Only lines holding the word "placeholder" are needed; copy each of them from the material.

* [RECORDS FOR THE TASK]
==================================================

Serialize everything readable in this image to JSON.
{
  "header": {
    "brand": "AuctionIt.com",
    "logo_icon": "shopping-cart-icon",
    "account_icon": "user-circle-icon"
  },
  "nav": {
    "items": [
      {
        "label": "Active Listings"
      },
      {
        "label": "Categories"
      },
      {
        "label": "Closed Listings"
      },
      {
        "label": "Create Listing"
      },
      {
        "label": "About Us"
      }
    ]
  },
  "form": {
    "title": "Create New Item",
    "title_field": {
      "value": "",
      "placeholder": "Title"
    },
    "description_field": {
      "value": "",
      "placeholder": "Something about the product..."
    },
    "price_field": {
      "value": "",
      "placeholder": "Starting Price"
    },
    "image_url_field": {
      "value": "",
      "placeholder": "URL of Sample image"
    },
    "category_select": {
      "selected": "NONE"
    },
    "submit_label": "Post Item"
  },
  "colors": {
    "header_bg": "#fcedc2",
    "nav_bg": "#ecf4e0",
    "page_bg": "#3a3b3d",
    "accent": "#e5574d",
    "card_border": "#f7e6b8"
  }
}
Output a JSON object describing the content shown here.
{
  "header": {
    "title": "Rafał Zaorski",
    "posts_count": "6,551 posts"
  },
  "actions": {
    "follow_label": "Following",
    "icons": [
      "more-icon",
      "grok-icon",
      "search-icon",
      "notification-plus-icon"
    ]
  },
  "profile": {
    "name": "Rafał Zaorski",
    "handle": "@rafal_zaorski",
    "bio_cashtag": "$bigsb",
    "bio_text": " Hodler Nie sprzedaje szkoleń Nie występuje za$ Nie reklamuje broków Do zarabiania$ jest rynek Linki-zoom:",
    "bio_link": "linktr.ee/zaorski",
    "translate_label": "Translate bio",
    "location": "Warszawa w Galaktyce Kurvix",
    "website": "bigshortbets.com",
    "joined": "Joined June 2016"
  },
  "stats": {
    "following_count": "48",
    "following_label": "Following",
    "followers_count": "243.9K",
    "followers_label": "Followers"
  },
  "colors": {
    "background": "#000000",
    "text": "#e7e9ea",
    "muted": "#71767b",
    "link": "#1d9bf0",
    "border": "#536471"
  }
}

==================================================

* [RESPONSE BELOW]
      "placeholder": "Title"
      "placeholder": "Something about the product..."
      "placeholder": "Starting Price"
      "placeholder": "URL of Sample image"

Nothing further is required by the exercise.